"There's a kind of theme, which we keep coming across, which is payments will start to disappear into the background and become a service," James Anderson, MasterCard digital payments executive vice president, said in a phone interview. "That's very much been true of this whole idea of every device being a commerce device." 

MasterCard also announced at the Las Vegas conference that it will partner with Fit Pay, a San Francisco-based company, to work with manufacturers on wearable products, similar to the Apple Watch, that consumers can use to pay for everyday purchases.

While digital payments are still a small percentage of MasterCard's business now, "the fact is, that's where things are going, and we're determined to be at the cutting edge of this," Banga, the CEO, said at a September investor meeting. "You've got to deliver the safe, simple and smart transactions; you can't do that without embracing technology as the core of your business."

Many of the company's futuristic products are developed at its New York City technology hub, a facility in Manhattan's Chelsea neighborhood. One of the newer items there is Pepper, a humanoid robot that can take customers' food orders, give nutritional data and discount information, then use MasterPass to approve the transaction.
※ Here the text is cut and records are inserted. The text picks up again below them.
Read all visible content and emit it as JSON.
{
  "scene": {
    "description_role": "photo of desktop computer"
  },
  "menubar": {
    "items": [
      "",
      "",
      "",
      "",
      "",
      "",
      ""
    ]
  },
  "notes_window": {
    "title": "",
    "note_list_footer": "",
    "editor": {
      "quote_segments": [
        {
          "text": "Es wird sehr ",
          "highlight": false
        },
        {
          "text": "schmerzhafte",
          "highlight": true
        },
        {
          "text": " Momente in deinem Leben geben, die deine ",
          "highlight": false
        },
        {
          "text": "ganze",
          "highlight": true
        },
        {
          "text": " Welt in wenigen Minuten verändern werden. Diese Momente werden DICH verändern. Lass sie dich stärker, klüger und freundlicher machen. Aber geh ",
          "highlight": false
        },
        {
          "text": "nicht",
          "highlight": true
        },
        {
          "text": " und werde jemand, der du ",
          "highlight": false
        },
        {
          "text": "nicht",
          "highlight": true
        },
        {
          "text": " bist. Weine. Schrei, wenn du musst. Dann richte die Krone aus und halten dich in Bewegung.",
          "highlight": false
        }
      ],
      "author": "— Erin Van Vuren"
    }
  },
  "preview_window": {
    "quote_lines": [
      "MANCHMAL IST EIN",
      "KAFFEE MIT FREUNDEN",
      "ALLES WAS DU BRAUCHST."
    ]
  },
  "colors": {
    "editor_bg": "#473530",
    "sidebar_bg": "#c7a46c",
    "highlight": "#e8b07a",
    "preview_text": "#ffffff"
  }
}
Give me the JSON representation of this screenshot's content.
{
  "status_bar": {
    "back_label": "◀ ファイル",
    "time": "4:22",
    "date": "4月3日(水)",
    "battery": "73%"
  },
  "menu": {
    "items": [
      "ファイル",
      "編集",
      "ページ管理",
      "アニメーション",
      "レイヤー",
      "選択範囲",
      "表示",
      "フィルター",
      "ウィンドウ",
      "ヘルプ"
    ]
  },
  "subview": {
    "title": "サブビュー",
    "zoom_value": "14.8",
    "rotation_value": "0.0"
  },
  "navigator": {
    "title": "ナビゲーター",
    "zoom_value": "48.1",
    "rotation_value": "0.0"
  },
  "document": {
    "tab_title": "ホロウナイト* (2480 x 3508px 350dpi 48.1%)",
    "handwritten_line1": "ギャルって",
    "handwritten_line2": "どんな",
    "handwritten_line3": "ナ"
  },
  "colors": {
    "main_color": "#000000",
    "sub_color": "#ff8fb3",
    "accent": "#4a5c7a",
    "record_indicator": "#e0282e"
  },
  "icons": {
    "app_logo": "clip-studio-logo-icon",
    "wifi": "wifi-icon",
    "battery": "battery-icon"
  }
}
Pepper was announced in May and will be piloted in Asia with Pizza Hut, a division of Yum! Brands  (YUM) - Get Report, by the end of the year. 

For consumers who want a home-cooked meal but prefer to avoid the grocery story, a 'Groceries by MasterCard' app links with a high-tech Samsung refrigerator to select and buy food from partner chains including FreshDirect, MyWebGrocer, and ShopRite

Finally, using biometric authentication technology, MasterCard created a selfie pay app called "Identity Check Mobile." Launched in 12 European countries, the service lets customers verify their identity with a real-time image of themselves that includes a specified movement to prove the image hasn't been misappropriated.

BMO Financial Group will be the first bank to use the app in Canada and the U.S. 

"Making the online payment experience near frictionless and more secure is a priority for Mastercard," Ajay Bhalla, MasterCard president of enterprise risk & security, said in a statement. "Moving this technology beyond the pilot phase is a significant milestone in the evolution of payments."